It is seven in the evening. The crowd at the TWC2’s Cuff Road meal project starts to pick up and workers slowly stream towards the restaurant. They wait in queue, decked out in varied attire — some are in jeans, others in bermudas, with their t-shirts and polo-tees. Among them, one man stands out with his bright white kurta and skullcap. He captures the eye of senior volunteer Alex Au, who approaches him and asks him if there is any special reason he is dressed like this.
“Go mosque, I always wear like this.” Habibur tells Alex.
“How often do you go to the mosque?” Alex asks.
“Now no working, I everyday go five times. Everyday can wear like that to mosque.”
Muslims are called to prayer five times a day.
Habibur Rahman Sadiman is a long-timer in Singapore – he first arrived in 2001, working for 11 years at a timber factory before an unfortunate accident this year. On 7 September, Habibur was working at the factory when his hand was injured badly by the cutting blade of a machine. He was put in the hospital for two days, following which he was given a five weeks medical leave, followed by four weeks of light duty. Unfortunately, his work permit was cancelled at the start of November.
“But what about when you were working? Boss okay with you praying during working hours?” I ask Habibur. Alex and I were curious about boss’ attitudes to workers’ perception of their religious duties.
“Yes, my factory also have three other people [who pray]. Only take 5-7 minute. I ask boss, maybe during kopi break, can go pray, boss say can,” Habibur replies, “I working 11 years same boss. Boss good lah. Have small room inside factory, can pray inside.”
Most of the time, Habibur works in the timber factory, and perhaps that’s why he was able to get a dedicated space for prayer.

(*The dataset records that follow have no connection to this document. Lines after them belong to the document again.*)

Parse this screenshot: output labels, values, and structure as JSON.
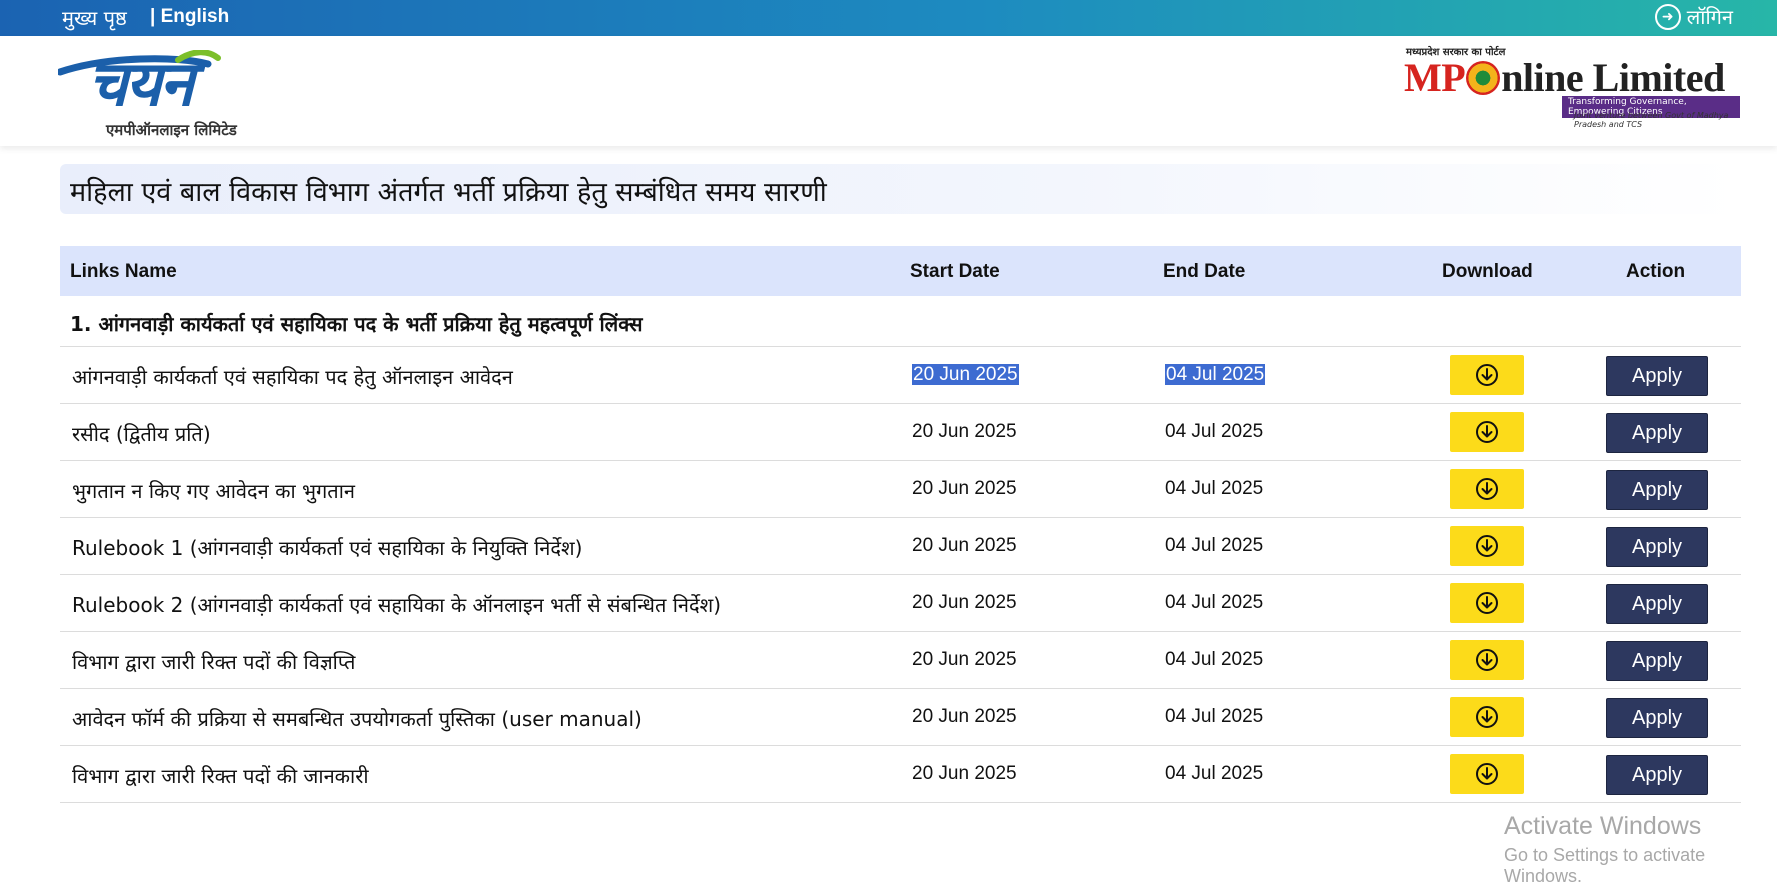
{
  "topbar": {
    "home": "मुख्य पृष्ठ",
    "lang": "| English",
    "login": "लॉगिन",
    "login_icon": "arrow-right-circle-icon"
  },
  "header": {
    "left_logo_word": "चयन",
    "left_logo_sub": "एमपीऑनलाइन लिमिटेड",
    "right_logo_tiny": "मध्यप्रदेश सरकार का पोर्टल",
    "right_logo_mp": "MP",
    "right_logo_rest": "nline Limited",
    "right_logo_tag": "Transforming Governance, Empowering Citizens",
    "right_logo_jv": "Joint venture between Govt of Madhya Pradesh and TCS"
  },
  "page_title": "महिला एवं बाल विकास विभाग अंतर्गत भर्ती प्रक्रिया हेतु सम्बंधित समय सारणी",
  "table": {
    "headers": {
      "name": "Links Name",
      "start": "Start Date",
      "end": "End Date",
      "download": "Download",
      "action": "Action"
    },
    "group": "1. आंगनवाड़ी कार्यकर्ता एवं सहायिका पद के भर्ती प्रक्रिया हेतु महत्वपूर्ण लिंक्स",
    "action_label": "Apply",
    "rows": [
      {
        "name": "आंगनवाड़ी कार्यकर्ता एवं सहायिका पद हेतु ऑनलाइन आवेदन",
        "start": "20 Jun 2025",
        "end": "04 Jul 2025"
      },
      {
        "name": "रसीद (द्वितीय प्रति)",
        "start": "20 Jun 2025",
        "end": "04 Jul 2025"
      },
      {
        "name": "भुगतान न किए गए आवेदन का भुगतान",
        "start": "20 Jun 2025",
        "end": "04 Jul 2025"
      },
      {
        "name": "Rulebook 1 (आंगनवाड़ी कार्यकर्ता एवं सहायिका के नियुक्ति निर्देश)",
        "start": "20 Jun 2025",
        "end": "04 Jul 2025"
      },
      {
        "name": "Rulebook 2 (आंगनवाड़ी कार्यकर्ता एवं सहायिका के ऑनलाइन भर्ती से संबन्धित निर्देश)",
        "start": "20 Jun 2025",
        "end": "04 Jul 2025"
      },
      {
        "name": "विभाग द्वारा जारी रिक्त पदों की विज्ञप्ति",
        "start": "20 Jun 2025",
        "end": "04 Jul 2025"
      },
      {
        "name": "आवेदन फॉर्म की प्रक्रिया से समबन्धित उपयोगकर्ता पुस्तिका (user manual)",
        "start": "20 Jun 2025",
        "end": "04 Jul 2025"
      },
      {
        "name": "विभाग द्वारा जारी रिक्त पदों की जानकारी",
        "start": "20 Jun 2025",
        "end": "04 Jul 2025"
      }
    ]
  },
  "colors": {
    "download_button": "#fcdb1a",
    "apply_button": "#2d385f",
    "header_row": "#dbe4fc",
    "selection": "#3d6bd1"
  },
  "watermark": {
    "line1": "Activate Windows",
    "line2": "Go to Settings to activate Windows."
  }
}
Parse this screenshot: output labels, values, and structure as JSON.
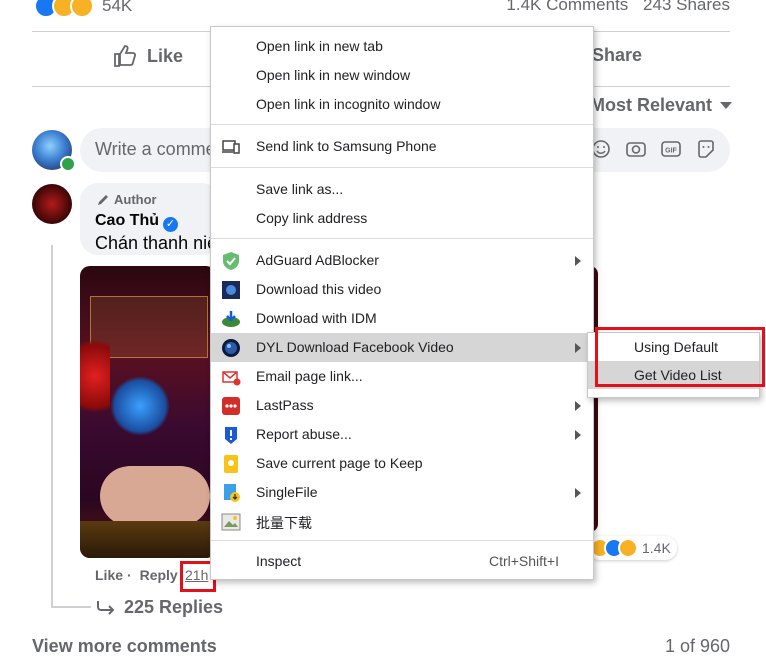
{
  "post_stats": {
    "reaction_count": "54K",
    "comments": "1.4K Comments",
    "shares": "243 Shares"
  },
  "actions": {
    "like": "Like",
    "share": "Share"
  },
  "sort": {
    "label": "Most Relevant"
  },
  "composer": {
    "placeholder": "Write a comment..."
  },
  "comment": {
    "author_badge": "Author",
    "author_name": "Cao Thủ",
    "text": "Chán thanh niên",
    "like_link": "Like",
    "reply_link": "Reply",
    "time": "21h",
    "reaction_count": "1.4K",
    "replies": "225 Replies"
  },
  "footer": {
    "view_more": "View more comments",
    "pager": "1 of 960"
  },
  "context_menu": {
    "items": [
      {
        "label": "Open link in new tab"
      },
      {
        "label": "Open link in new window"
      },
      {
        "label": "Open link in incognito window"
      },
      {
        "label": "Send link to Samsung Phone",
        "icon": "devices-icon"
      },
      {
        "label": "Save link as..."
      },
      {
        "label": "Copy link address"
      },
      {
        "label": "AdGuard AdBlocker",
        "icon": "adguard-shield-icon",
        "submenu": true
      },
      {
        "label": "Download this video",
        "icon": "download-video-icon"
      },
      {
        "label": "Download with IDM",
        "icon": "idm-icon"
      },
      {
        "label": "DYL Download Facebook Video",
        "icon": "dyl-globe-icon",
        "submenu": true,
        "highlighted": true
      },
      {
        "label": "Email page link...",
        "icon": "email-icon"
      },
      {
        "label": "LastPass",
        "icon": "lastpass-icon",
        "submenu": true
      },
      {
        "label": "Report abuse...",
        "icon": "report-icon",
        "submenu": true
      },
      {
        "label": "Save current page to Keep",
        "icon": "keep-icon"
      },
      {
        "label": "SingleFile",
        "icon": "singlefile-icon",
        "submenu": true
      },
      {
        "label": "批量下载",
        "icon": "batch-download-icon"
      },
      {
        "label": "Inspect",
        "shortcut": "Ctrl+Shift+I"
      }
    ],
    "submenu": {
      "items": [
        {
          "label": "Using Default"
        },
        {
          "label": "Get Video List",
          "highlighted": true
        }
      ]
    }
  },
  "colors": {
    "facebook_blue": "#1877f2",
    "highlight_box": "#e0111b",
    "menu_hover": "#d6d6d6"
  }
}
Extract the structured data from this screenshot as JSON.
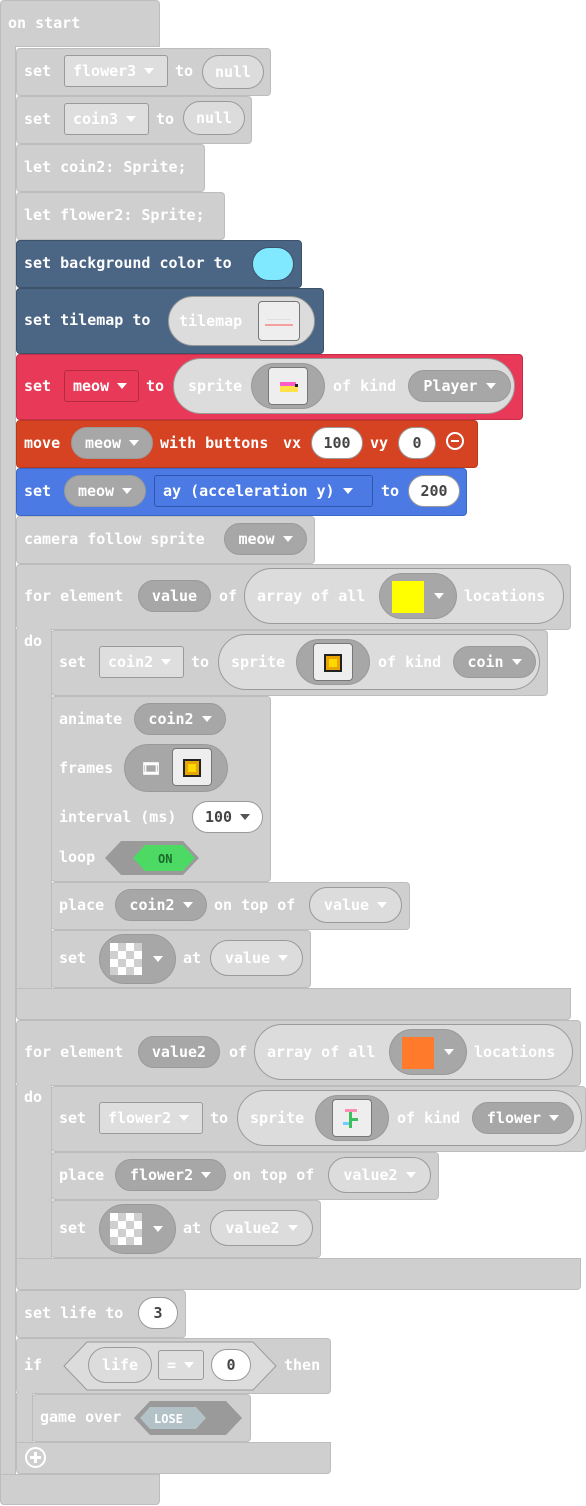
{
  "blocks": {
    "on_start": "on start",
    "set": "set",
    "to": "to",
    "let_coin2": "let coin2: Sprite;",
    "let_flower2": "let flower2: Sprite;",
    "set_bg": "set background color to",
    "set_tilemap": "set tilemap to",
    "tilemap": "tilemap",
    "sprite": "sprite",
    "of_kind": "of kind",
    "move": "move",
    "with_buttons": "with buttons",
    "vx": "vx",
    "vy": "vy",
    "camera_follow": "camera follow sprite",
    "for_element": "for element",
    "of": "of",
    "array_of_all": "array of all",
    "locations": "locations",
    "do": "do",
    "animate": "animate",
    "frames": "frames",
    "interval": "interval (ms)",
    "loop": "loop",
    "place": "place",
    "on_top_of": "on top of",
    "at": "at",
    "set_life_to": "set life to",
    "if": "if",
    "then": "then",
    "life": "life",
    "eq": "=",
    "game_over": "game over"
  },
  "vars": {
    "flower3": "flower3",
    "coin3": "coin3",
    "null": "null",
    "meow": "meow",
    "player": "Player",
    "ay": "ay (acceleration y)",
    "coin2": "coin2",
    "coin_kind": "coin",
    "value": "value",
    "value2": "value2",
    "flower2": "flower2",
    "flower_kind": "flower"
  },
  "numbers": {
    "vx": "100",
    "vy": "0",
    "ay": "200",
    "interval": "100",
    "life": "3",
    "zero": "0"
  },
  "toggles": {
    "on": "ON",
    "lose": "LOSE"
  },
  "colors": {
    "gray_block": "#cfcfcf",
    "scene_blue": "#4b6584",
    "sprite_red": "#e83a58",
    "controller_orange": "#d54322",
    "physics_blue": "#4b7ae5",
    "bg_color_swatch": "#80e8ff",
    "coin_tile": "#ffff00",
    "flower_tile": "#ff7a2b",
    "toggle_green": "#4cd964"
  },
  "icons": [
    "remove-icon",
    "film-icon",
    "add-icon",
    "dropdown-caret-icon"
  ]
}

Although Habibur’s boss had provided a space for Habibur and his fellow workers to pray, working at the factory, in Habibur’s eyes, had its limitations too. “Got work, I cannot go mosque. Six day a week I working. Four day working 8am-7pm, two day I working 8am – 5pm. But sometime got OT.” In Singapore, ‘OT’ is short for overtime.
“In factory, only can pray inside room. But during holiday boss no call us back. Holiday can go mosque no problem.”
A migrant worker’s job is often physically taxing and with long hours, and I am curious about the month of Ramadan, “What about fasting?” I ask.
“Fasting? No fasting,” Habibur lets out a big smile, “Working, too hungry lah. Koran say if if very bad, no need fast. So I think okay”, Habibur laughs.
Now that he is unemployed, Habibur can afford to visit the mosque more than he used to. Working or not, Habibur tries his best to follow what is close to his heart. And he is not alone. He tells me that religion is also important for his friends, and they accompany him to the mosque whenever they can. “This one very important to me,” Habibur emphasizes once again, before taking his leave.
TWC2 is an organization that is dedicated to assisting low-wage migrant workers when they are in difficulty. We are motivated by a sense of fairness and humanity, though our caseload often exceeds our